On May 10, the separatist Chechenpress news agency’s website ran a commentary on the U.S. president’s decision to attend the Victory Day commemoration, which included a military parade on Red Square. It noted that President Bill Clinton traveled to Moscow in 1995 to attend the celebrations marking the 50th anniversary of Victory Day, but did not attend the main military parade at Poklonnaya Gora in western Moscow in order to avoid being seen as endorsing the first military campaign in Chechnya, which was then six months old.

“If, ten years ago, due to the war in Chechnya, President Bill Clinton could not allow himself to attend the military parade in Moscow in honor of the 50th anniversary of the victory over fascism because the sacred principles of democracy would not allow such a thing, then now attitudes toward a similar situation have changed fundamentally,” the Chechenpress commentary read. “Another American president, George [W.] Bush, took part in the festivities marking the 60th anniversary of the USSR’s victory over fascism despite the fact that… Yeltsin was replaced by a ruler who unleashed a crueler war in Chechnya [and] embarked on the path of curtailing democratic reform in Russia; who, moreover, does not simply regret the collapse of the Soviet Union, but is trying with all his might to reanimate Soviet fascism in the person of Stalin.”

For his part, Abdul-Khalim Sadulaev, the chosen successor to the late separatist leader Aslan Maskhadov, wrote a commentary that Chechenpress published on May 9 that was addressed to the more than 50 world leaders who would attend the 60th anniversary of Victory Day celebrations that day. “The truth for many peoples, including the Chechen people, consists in an objective assessment of the results of the Second World War that cardinally differs from the Russian interpretation,” Sadulaev wrote. “The fact is that 60 years ago one form of fascism (Hitlerite Nazism) was forcibly crushed by another form (Stalinist socialism) no less inhuman and cruel toward the ‘liberated’ peoples. Practically a half-century occupation of the countries of Eastern Europe, the deportation of the indigenous peoples of the Caucasus and Baltics in the northern regions of the country, massive repression against its own citizens put the USSR and its communist leadership headed by Stalin on the same level as the Nazi leadership of Hitlerite Germany.”

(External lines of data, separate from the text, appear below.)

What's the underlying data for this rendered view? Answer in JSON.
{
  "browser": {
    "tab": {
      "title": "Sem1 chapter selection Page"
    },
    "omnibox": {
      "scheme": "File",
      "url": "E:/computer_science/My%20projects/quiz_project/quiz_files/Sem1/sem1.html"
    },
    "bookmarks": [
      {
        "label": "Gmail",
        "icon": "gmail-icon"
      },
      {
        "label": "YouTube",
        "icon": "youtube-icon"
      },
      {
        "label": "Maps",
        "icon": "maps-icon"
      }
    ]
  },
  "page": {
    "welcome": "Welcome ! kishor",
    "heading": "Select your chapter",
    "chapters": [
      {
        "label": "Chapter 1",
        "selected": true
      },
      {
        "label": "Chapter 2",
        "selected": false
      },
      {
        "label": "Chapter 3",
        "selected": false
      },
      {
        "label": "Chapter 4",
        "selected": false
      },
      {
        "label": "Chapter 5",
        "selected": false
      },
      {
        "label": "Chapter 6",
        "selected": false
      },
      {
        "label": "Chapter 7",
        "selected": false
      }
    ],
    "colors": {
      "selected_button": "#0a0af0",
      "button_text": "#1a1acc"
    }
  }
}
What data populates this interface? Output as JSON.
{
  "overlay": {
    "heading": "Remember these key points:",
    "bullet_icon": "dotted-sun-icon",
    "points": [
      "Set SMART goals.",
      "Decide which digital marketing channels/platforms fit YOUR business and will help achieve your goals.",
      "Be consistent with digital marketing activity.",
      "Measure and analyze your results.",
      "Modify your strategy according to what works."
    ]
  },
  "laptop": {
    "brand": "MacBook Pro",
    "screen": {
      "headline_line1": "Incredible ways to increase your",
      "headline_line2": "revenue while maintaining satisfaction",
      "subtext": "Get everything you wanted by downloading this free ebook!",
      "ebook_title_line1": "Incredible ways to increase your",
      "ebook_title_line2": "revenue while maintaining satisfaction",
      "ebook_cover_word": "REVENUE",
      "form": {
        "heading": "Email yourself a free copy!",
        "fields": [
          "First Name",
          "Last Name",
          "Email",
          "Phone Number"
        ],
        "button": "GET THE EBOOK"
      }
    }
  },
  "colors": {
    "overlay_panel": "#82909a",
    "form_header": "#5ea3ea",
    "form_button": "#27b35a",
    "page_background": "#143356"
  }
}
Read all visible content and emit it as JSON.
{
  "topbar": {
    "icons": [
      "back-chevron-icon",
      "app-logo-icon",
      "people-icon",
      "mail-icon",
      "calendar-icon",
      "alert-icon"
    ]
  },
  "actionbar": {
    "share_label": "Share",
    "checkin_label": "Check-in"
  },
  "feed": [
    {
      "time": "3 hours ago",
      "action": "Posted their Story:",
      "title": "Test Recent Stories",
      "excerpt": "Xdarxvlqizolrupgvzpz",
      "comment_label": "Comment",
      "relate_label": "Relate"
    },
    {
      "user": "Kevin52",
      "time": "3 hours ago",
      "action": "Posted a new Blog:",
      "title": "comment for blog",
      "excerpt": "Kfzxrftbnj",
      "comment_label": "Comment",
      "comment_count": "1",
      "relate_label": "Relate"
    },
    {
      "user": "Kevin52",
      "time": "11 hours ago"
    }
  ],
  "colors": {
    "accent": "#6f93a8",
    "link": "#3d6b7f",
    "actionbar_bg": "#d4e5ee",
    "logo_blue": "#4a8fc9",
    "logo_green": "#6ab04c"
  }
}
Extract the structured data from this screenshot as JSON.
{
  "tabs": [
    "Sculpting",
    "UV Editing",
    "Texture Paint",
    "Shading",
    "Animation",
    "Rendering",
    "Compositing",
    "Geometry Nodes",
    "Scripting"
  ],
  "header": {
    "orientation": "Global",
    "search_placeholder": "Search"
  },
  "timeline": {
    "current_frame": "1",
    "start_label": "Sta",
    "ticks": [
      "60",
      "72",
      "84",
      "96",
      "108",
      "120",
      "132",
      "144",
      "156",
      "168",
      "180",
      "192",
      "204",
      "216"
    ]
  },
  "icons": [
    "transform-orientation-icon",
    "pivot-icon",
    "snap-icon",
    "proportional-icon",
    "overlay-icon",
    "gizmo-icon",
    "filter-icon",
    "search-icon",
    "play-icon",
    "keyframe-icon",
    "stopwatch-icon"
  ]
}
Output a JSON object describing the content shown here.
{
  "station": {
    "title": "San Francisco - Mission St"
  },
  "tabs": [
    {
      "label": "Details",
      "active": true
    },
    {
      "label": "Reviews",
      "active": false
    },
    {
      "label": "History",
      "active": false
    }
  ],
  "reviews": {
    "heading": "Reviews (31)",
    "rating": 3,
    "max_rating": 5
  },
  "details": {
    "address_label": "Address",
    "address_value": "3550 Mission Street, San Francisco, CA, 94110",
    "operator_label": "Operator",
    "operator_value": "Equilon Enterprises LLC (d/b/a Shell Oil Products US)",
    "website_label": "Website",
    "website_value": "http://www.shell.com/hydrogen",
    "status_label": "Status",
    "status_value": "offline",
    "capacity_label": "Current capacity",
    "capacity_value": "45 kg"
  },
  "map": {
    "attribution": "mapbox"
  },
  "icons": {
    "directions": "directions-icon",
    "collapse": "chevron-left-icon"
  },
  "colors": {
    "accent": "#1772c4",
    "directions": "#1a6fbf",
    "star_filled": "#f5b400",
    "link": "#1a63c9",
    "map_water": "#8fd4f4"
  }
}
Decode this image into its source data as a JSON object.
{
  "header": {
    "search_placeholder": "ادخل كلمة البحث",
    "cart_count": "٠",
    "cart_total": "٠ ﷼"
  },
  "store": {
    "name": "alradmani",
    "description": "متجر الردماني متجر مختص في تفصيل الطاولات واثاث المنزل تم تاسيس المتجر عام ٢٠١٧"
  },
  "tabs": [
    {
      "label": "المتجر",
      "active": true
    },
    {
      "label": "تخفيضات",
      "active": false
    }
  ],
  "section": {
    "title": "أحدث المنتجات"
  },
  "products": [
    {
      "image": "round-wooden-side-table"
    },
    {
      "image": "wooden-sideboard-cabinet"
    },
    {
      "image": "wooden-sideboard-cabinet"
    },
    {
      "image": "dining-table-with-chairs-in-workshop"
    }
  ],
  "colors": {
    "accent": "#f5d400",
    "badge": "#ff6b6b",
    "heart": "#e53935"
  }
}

“In pronouncing high-sounding words about the ‘historical victory’ over Nazi Germany sixty years ago,” Sadulaev continued, “you, statesmen and politicians, will be pretending not to notice the unlimited lawlessness taking place on the territory of the tiny Chechen Republic of Ichkeria, which has become an unwilling captive of the anti-popular Kremlin regime. Your words of greeting in the capital of the state-aggressor will sound like a justification of murder by Russian ‘death squads’ of more than 25 percent of the Chechen state. Your handshakes with Putin and other Russian leaders will mean approval of the experience of the fascist concentration camps of Buchenwald and Auschwitz being applied by the Russian occupiers against the Chechens. And your plaudits to the Muscovites will be taken for delight at the murder of 45,000 Chechen children.”

Bush, it should be noted, held a 35-minute meeting with leading human rights activists and Putin critics in his hotel in Moscow before attending the Victory Day parade on Red Square. The meeting included representatives of groups that have been highly critical of Russian actions in Chechnya – Lyudmila Alekseyeva, head of the Moscow Helsinki Group, and Arseni Roginsky of the Memorial human rights group. Britain’s Guardian on May 10 quoted Roginsky as saying that the general tone of the meeting with Bush was “warm and supportive.”